Ricin is a toxic protein found in the seeds of the Ricinus communis plant.
It is one of the deadliest toxins that have ever been discovered, in fact a single ricin molecule can kill an entire cell. The castor plant also grows spontaneously in many areas of the world and is grown for the oil that is obtained from its bean-shaped seeds. The toxin is contained in the seeds, the deadly dose for humans is only 0.2 mg, a quantity that can be obtained from eight seeds.
Ricin, with a molecular weight of about 62 kDa, is a protein of the type II ribosome inactivating family (in English, Type 2 Ribosome Inactivating Proteins, abbreviated as RIP II).
Ricin is composed of two protein chains. One chain is cytotoxic and the other helps the toxin to enter the target cell.

When a person is poisoned, millions of ricin molecules bind to carbohydrates on the surface of cells and try to get the toxic portion in. Most toxins can not reach the cytoplasm, but only one is enough to kill the cell. A disulfide bridge is broken between the two chains and the cytotoxic chain enters the cytoplasm where it disables 1500 ribosomes per minute by killing the cell.
Ricin, in fact, eliminates a single adenine base at the end of the segment, and this is sufficient to deactivate the ribosome forever. This mechanism of action makes ricin a highly toxic protein as it can pass from one ribosome to another, destroying them one at a time until the protein synthesis (which is promoted by ribosomes) is completely blocked in the cell.
The ricin is therefore highly lethal but, if used appropriately, it can also have beneficial effects. Researchers have created a new type of therapeutic molecule called immunotoxin that combines the ability to recognize the target, typical of antibodies with the toxicity of the other portion. The antibody is chosen to selectively link to the cancer cells, thus bringing the toxin directly to the tumor cells that are to be destroyed.

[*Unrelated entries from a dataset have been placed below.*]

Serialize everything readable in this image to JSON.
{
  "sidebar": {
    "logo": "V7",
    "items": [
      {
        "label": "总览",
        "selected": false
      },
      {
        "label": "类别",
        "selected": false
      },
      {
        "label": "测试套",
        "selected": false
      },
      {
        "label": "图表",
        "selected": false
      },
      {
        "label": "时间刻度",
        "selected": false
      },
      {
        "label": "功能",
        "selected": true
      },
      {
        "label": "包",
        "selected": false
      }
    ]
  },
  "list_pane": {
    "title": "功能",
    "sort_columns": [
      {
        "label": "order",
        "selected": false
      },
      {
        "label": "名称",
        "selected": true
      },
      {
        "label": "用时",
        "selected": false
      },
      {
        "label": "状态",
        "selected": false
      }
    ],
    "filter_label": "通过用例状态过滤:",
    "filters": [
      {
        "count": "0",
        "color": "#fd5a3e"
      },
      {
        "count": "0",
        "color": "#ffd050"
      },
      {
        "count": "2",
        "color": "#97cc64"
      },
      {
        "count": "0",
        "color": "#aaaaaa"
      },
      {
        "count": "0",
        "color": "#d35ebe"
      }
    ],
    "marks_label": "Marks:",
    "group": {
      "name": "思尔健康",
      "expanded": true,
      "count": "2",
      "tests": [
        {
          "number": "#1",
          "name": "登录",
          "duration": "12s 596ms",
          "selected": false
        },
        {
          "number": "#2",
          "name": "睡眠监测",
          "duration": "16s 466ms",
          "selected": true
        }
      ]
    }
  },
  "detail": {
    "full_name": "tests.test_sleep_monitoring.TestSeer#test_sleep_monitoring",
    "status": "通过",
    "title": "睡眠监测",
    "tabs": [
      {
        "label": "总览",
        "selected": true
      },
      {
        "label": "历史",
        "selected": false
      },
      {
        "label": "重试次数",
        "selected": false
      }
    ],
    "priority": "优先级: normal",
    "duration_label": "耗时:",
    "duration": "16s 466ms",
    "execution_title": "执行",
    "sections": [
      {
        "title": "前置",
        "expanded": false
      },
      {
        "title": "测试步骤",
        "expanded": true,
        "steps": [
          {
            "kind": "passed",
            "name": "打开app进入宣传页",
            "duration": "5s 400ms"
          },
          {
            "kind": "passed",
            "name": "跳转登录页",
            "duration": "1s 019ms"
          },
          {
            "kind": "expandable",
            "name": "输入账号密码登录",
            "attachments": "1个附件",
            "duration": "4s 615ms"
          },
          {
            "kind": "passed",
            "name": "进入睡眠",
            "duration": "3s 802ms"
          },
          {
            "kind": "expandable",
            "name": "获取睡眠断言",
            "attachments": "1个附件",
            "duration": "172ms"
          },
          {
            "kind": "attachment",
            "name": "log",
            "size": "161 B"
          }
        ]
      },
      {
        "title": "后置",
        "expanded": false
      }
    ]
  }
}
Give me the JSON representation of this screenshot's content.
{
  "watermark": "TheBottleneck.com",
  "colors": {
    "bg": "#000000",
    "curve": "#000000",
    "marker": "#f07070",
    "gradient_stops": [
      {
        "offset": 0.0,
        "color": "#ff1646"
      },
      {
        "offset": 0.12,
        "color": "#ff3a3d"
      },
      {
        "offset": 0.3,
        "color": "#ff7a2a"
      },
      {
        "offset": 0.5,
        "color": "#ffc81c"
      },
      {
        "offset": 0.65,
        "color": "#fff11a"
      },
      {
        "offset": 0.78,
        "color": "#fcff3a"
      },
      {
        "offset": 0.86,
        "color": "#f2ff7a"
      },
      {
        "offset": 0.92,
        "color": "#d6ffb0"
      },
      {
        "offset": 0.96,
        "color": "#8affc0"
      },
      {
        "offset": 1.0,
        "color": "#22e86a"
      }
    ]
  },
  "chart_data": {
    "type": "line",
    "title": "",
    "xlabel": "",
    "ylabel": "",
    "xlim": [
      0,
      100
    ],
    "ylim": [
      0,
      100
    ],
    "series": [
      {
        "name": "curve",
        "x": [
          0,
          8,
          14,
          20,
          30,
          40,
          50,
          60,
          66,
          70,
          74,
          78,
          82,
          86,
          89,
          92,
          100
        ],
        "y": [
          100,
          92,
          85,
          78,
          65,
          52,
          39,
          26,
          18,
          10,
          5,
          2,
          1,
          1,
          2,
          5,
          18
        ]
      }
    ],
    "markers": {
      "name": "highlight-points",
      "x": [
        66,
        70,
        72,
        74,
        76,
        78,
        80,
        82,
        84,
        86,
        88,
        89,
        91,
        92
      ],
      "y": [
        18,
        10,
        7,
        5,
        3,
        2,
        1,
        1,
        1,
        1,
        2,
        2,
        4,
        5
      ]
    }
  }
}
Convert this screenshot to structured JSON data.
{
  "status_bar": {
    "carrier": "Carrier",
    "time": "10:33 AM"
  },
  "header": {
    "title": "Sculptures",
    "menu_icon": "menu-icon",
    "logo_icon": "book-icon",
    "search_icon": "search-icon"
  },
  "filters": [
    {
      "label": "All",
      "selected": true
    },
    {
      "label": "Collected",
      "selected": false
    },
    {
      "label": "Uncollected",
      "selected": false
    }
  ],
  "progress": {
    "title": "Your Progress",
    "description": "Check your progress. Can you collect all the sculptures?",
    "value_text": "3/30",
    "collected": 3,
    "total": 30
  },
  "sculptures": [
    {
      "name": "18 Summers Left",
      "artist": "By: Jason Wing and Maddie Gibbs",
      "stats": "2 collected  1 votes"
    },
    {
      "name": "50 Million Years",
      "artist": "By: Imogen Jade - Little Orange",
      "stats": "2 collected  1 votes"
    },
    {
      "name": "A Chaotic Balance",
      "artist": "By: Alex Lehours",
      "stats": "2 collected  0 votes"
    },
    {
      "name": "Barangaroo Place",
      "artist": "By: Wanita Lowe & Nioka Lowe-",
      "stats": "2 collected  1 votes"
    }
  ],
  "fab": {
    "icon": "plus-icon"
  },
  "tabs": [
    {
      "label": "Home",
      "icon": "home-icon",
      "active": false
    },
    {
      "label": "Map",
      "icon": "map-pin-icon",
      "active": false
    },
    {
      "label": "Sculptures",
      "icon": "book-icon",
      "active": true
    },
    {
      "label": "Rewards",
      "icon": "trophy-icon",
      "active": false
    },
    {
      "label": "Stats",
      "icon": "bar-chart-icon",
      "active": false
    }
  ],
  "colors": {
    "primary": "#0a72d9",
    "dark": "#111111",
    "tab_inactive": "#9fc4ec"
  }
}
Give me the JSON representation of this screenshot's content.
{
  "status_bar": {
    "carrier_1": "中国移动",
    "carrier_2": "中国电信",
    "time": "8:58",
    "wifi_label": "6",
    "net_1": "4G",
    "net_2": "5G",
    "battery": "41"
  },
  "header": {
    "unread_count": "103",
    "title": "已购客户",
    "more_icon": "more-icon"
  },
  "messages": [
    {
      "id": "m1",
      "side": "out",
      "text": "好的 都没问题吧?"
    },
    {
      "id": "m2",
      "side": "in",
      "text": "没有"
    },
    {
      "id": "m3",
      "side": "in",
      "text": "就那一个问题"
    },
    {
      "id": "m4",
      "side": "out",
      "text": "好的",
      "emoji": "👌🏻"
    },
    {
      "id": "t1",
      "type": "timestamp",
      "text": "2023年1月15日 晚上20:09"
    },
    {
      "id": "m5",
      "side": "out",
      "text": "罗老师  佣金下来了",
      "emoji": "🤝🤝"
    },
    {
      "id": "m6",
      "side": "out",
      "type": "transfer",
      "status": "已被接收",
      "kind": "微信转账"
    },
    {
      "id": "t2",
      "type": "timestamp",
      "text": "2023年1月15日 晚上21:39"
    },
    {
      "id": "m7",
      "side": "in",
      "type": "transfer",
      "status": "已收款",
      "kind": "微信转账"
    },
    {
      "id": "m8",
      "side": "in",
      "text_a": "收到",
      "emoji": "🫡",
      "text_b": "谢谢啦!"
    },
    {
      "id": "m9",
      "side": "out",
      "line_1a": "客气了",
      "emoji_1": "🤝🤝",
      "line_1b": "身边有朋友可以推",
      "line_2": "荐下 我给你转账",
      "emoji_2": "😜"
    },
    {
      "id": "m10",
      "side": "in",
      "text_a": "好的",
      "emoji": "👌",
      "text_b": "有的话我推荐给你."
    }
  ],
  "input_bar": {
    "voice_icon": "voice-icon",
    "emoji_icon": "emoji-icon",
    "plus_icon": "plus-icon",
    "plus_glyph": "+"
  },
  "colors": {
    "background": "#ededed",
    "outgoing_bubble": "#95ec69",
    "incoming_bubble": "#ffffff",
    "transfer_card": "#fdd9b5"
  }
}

Warning: The information reported is not medical advice and may not be accurate. The contents are for illustrative purposes only and do not replace medical advice.

Leave a Reply

Your email address will not be published. Required fields are marked *